"Indeed, a statement adopted at a trilateral meeting in Sochi highlighted the determination of the parties, Azerbaijan and Armenia, to resolve the issue solely through peaceful political and diplomatic means," Russia’s spokesman said this week, commenting on reports of shelling attacks. “This is why we continue to urge the parties to refrain from dangerous actions and steps that may raise tensions on the line of contact.”

“The Armenian Defense Ministry earlier accused the Azerbaijani Armed Forces of shelling the Armenian army’s positions on the eastern part of the border,” Russia’s state media said. “Azerbaijan’s Defense Ministry, in turn, reported that Azerbaijani positions on the border had come under fire from Armenia.”

There has yet to be a major breakthrough in Moscow-backed talks between Baku and Yerevan. It seems like Russian President Vladimir Putin just can’t sort out the problems or send a clear message that the fighting needs to start. It’s plausible that Tehran and Ankara are doing things behind the scenes and that each of those powerful regional countries has its own agenda.

Iran doesn’t want any border changes, and is facing its own protests at home. While it has also said it has increased the range of its air defenses, Tehran’s bragging doesn’t meet with its actual military capabilities.

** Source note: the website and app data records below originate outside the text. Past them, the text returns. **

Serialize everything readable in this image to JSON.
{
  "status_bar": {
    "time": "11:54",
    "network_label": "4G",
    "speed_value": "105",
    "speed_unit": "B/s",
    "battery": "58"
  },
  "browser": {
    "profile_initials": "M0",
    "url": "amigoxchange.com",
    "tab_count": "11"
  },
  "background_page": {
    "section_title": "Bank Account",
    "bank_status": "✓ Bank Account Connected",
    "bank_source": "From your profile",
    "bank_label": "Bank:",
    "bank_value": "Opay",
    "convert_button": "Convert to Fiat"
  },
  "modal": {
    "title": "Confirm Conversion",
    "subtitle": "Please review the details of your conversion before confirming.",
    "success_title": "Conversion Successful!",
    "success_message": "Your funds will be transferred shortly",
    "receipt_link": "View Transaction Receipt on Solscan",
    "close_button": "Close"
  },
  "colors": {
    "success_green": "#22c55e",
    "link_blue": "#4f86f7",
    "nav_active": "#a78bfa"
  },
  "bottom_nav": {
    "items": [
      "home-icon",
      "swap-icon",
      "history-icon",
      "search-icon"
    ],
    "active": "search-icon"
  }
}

Azerbaijan is a rising power and Iran has too many domestic troubles to involve itself in any conflict in the South Caucasus. In fact, Tehran is a paper tiger. It can threaten the Gulf but only because the Gulf is so wealthy that it has much to lose in any conflict with the Islamic Republic.

But Iran must tread carefully in dealing with Baku and Yerevan; and Russia isn’t there to keep the peace. Moscow can’t keep the peace because it is at war in Ukraine and the war is not going well. As such, countries that rely on Russia now know that it isn’t as powerful as it was a few years ago.

Despite the work that Iran, Russia, Turkey, Armenia and Azerbaijan may be doing via Central Asia conferences, such as CICA and SCO, the overall perception is that Russia is declining in its abilities to keep countries from fighting – and this could lead to more tensions.  

Could the EU or US play a greater role in mediation between Azerbaijan and Armenia? It’s not clear if they can focus on this region with the attention it deserves – so long as they are dealing with the crisis in Ukraine.